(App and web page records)
───
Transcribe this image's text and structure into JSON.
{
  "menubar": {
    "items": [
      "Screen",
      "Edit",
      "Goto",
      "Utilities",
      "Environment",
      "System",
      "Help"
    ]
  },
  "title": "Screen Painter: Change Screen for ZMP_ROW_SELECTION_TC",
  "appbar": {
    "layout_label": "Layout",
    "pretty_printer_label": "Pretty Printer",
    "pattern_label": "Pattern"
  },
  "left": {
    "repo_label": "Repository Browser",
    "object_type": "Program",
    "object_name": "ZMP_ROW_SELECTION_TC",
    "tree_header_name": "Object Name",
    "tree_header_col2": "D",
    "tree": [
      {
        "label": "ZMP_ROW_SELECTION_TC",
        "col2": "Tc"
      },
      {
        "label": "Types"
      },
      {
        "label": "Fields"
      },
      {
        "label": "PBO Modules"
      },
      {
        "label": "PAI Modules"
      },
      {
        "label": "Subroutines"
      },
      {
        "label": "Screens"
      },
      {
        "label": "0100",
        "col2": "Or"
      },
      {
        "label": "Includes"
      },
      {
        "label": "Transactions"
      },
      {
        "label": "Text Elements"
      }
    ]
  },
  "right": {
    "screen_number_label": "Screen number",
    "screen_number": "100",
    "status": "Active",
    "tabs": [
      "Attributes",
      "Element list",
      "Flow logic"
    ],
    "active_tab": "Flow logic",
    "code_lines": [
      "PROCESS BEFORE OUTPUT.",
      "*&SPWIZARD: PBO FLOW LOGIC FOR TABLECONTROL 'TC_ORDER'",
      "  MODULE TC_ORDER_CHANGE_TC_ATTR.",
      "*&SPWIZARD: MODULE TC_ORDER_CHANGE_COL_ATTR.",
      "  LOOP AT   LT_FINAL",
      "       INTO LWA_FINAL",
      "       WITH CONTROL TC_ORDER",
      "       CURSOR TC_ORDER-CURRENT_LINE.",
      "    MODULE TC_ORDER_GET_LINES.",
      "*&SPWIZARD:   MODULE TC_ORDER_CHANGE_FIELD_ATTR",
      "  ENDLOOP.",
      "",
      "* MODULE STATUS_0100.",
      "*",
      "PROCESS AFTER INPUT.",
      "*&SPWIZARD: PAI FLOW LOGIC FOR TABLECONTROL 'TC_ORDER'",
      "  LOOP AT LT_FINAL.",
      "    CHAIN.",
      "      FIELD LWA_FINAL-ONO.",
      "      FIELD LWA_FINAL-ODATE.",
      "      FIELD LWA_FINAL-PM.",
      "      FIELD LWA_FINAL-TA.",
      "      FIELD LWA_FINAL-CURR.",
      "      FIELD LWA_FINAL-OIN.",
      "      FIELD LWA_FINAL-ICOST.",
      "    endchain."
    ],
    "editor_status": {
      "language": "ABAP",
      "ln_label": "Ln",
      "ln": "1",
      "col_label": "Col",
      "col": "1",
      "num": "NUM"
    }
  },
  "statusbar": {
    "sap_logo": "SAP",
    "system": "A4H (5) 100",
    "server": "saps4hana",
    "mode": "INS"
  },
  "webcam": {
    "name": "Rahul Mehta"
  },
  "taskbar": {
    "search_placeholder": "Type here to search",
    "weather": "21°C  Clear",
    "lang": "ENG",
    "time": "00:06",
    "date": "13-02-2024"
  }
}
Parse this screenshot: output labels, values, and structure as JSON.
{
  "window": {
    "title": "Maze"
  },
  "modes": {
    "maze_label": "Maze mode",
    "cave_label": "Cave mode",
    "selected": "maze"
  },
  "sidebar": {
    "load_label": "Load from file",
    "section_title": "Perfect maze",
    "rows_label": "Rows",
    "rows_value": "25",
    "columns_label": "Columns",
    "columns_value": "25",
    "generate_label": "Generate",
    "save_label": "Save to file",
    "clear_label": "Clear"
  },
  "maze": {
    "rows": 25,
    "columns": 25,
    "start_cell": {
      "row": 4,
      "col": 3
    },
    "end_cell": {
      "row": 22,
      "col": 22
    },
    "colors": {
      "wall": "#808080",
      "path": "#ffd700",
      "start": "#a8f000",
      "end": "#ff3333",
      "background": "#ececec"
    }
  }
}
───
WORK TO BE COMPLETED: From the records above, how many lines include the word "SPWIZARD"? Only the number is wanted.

SOLUTION TO THE PROBLEM: 4